To invest above this amount, the company must obtain at least 10% of the foreign target entity’s voting rights. The company’s Authorised Dealer is required to apply to the Financial Surveillance Department of the SARB for approval.

Non-residents can invest freely in South Africa, provided that the Authorised Dealer is provided with documentary evidence to show that transactions are concluded at arm’s length and at fair market-related prices and are financed in an approved manner.

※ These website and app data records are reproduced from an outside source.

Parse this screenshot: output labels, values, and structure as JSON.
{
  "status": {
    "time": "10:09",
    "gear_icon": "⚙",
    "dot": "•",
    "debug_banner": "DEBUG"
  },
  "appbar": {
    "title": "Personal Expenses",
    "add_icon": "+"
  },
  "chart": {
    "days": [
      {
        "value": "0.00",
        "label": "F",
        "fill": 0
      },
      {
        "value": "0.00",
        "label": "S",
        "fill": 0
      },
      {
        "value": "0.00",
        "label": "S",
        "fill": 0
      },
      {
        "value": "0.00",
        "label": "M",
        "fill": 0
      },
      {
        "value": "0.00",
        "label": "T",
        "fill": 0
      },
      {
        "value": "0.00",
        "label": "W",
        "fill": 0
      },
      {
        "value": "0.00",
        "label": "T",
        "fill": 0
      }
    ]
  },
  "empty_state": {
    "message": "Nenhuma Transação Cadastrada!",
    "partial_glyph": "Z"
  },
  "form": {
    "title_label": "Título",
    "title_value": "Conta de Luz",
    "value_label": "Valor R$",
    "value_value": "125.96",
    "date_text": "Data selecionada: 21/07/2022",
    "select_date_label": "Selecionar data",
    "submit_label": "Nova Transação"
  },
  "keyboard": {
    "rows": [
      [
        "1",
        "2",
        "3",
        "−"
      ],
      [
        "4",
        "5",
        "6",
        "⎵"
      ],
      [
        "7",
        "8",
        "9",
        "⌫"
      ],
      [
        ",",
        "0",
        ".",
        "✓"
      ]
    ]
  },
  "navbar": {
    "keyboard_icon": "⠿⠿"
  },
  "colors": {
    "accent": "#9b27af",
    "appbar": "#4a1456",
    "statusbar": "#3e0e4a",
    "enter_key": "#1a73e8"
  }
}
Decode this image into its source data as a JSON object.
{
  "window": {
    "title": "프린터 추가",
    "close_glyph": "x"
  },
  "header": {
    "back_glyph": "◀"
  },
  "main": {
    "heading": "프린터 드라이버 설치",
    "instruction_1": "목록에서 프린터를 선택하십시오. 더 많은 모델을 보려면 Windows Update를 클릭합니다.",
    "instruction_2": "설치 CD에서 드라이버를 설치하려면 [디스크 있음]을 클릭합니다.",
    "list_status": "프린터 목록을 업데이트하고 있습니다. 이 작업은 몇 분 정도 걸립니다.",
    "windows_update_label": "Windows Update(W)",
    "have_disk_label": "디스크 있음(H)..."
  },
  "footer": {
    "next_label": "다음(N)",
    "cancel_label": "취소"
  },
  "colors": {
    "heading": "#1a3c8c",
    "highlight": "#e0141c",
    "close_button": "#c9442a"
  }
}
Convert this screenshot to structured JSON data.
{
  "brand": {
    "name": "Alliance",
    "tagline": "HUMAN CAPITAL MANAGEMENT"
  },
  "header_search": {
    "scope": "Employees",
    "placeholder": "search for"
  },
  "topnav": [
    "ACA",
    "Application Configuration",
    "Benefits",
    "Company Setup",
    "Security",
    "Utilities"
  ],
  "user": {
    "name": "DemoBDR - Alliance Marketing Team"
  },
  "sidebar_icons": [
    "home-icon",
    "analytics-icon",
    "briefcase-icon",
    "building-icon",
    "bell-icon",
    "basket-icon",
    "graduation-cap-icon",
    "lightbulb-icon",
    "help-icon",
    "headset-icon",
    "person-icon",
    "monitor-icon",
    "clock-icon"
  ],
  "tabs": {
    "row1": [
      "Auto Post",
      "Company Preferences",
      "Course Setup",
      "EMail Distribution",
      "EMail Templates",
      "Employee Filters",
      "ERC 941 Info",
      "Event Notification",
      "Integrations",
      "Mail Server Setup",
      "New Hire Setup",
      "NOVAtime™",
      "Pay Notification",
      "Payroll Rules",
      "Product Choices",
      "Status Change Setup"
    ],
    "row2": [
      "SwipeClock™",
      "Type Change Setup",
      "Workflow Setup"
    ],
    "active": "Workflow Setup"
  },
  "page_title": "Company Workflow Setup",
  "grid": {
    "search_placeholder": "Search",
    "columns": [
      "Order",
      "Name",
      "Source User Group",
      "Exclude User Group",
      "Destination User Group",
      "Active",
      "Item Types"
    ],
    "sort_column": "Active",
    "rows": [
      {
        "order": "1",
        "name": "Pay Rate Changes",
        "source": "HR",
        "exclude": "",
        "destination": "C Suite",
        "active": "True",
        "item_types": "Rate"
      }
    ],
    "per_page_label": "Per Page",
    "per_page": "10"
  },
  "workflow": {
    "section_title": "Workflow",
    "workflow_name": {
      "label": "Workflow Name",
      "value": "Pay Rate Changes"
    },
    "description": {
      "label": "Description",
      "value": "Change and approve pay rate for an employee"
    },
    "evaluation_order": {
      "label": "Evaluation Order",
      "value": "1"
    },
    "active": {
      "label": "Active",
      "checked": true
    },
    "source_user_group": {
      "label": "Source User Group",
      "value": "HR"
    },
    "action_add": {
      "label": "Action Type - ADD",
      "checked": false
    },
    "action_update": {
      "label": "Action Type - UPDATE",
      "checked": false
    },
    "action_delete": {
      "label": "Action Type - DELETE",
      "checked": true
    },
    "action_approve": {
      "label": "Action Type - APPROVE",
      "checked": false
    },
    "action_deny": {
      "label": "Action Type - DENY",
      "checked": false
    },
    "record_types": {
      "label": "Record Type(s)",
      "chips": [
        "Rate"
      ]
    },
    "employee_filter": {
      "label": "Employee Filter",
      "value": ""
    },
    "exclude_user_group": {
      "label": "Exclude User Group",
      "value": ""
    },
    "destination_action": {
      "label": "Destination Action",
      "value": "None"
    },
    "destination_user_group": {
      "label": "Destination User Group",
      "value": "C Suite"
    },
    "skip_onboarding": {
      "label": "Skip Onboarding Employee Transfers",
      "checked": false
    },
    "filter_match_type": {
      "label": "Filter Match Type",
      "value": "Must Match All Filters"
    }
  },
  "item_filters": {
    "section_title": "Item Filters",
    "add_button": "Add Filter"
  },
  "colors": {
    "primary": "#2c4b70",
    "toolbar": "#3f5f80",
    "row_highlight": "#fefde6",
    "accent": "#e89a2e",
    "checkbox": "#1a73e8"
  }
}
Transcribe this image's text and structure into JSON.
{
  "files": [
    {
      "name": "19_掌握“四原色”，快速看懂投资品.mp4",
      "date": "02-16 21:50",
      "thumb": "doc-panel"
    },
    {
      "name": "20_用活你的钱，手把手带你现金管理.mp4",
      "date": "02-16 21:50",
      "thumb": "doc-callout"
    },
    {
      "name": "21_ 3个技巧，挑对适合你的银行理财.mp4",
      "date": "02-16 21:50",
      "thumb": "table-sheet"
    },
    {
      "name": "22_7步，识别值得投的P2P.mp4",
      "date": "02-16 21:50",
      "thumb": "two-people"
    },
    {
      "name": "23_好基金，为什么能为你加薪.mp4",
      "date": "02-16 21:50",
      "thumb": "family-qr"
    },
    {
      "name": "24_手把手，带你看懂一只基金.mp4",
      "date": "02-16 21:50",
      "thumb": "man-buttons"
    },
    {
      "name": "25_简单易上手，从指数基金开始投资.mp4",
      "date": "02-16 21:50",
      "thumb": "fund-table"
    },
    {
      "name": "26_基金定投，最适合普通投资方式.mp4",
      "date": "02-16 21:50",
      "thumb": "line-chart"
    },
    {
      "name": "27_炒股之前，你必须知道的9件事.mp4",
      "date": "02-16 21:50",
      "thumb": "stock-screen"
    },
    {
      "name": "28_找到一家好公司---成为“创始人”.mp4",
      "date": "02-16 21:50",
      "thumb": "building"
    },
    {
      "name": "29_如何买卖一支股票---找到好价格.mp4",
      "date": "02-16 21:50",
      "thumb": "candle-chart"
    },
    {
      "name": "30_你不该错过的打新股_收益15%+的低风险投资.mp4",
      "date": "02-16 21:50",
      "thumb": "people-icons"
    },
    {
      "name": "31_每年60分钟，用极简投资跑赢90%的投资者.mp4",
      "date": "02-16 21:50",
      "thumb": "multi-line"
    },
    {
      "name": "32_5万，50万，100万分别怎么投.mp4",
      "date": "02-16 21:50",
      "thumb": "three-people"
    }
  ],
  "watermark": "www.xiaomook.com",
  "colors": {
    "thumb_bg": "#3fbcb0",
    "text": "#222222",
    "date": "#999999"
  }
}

Any income earned on the investment may be transferred abroad.

Remittances to Non-Residents

South African companies can generally remit the following to non-residents:

  • Repayment of capital investments;
  • Dividends and branch profits (provided such transfers are made from trading profits and are financed without resorting to excessive local borrowing);
  • Interest payments (provided the rate is reasonable); and
  • Payment of royalties or similar fees for the use of know-how, patents, designs, trademarks, or similar property (subject to SARB prior approval).

No matter where you need to trade or invest, Sovereign can serve – through its global office network – as your local incorporation expert, structuring new entities in compliance with local laws, regulations and timelines.

Tax Planning South Africa

Prudent, compliant tax planning is critical for commercial success in an unpredictable and increasingly globalised economy. Tax planning is also essential for individuals to meet the challenges of owning, managing and preserving businesses and wealth in a complex regulatory environment.

Sovereign offers company formation and management across all major jurisdictions, together with the necessary support to assist companies of all sizes to establish and sustain operations successfully.

Sovereign also provides trustee services and succession planning to internationally mobile families and entrepreneurs.

Get in Touch

Please contact us if you have any questions or queries and your local representative will be in touch with you as soon as possible.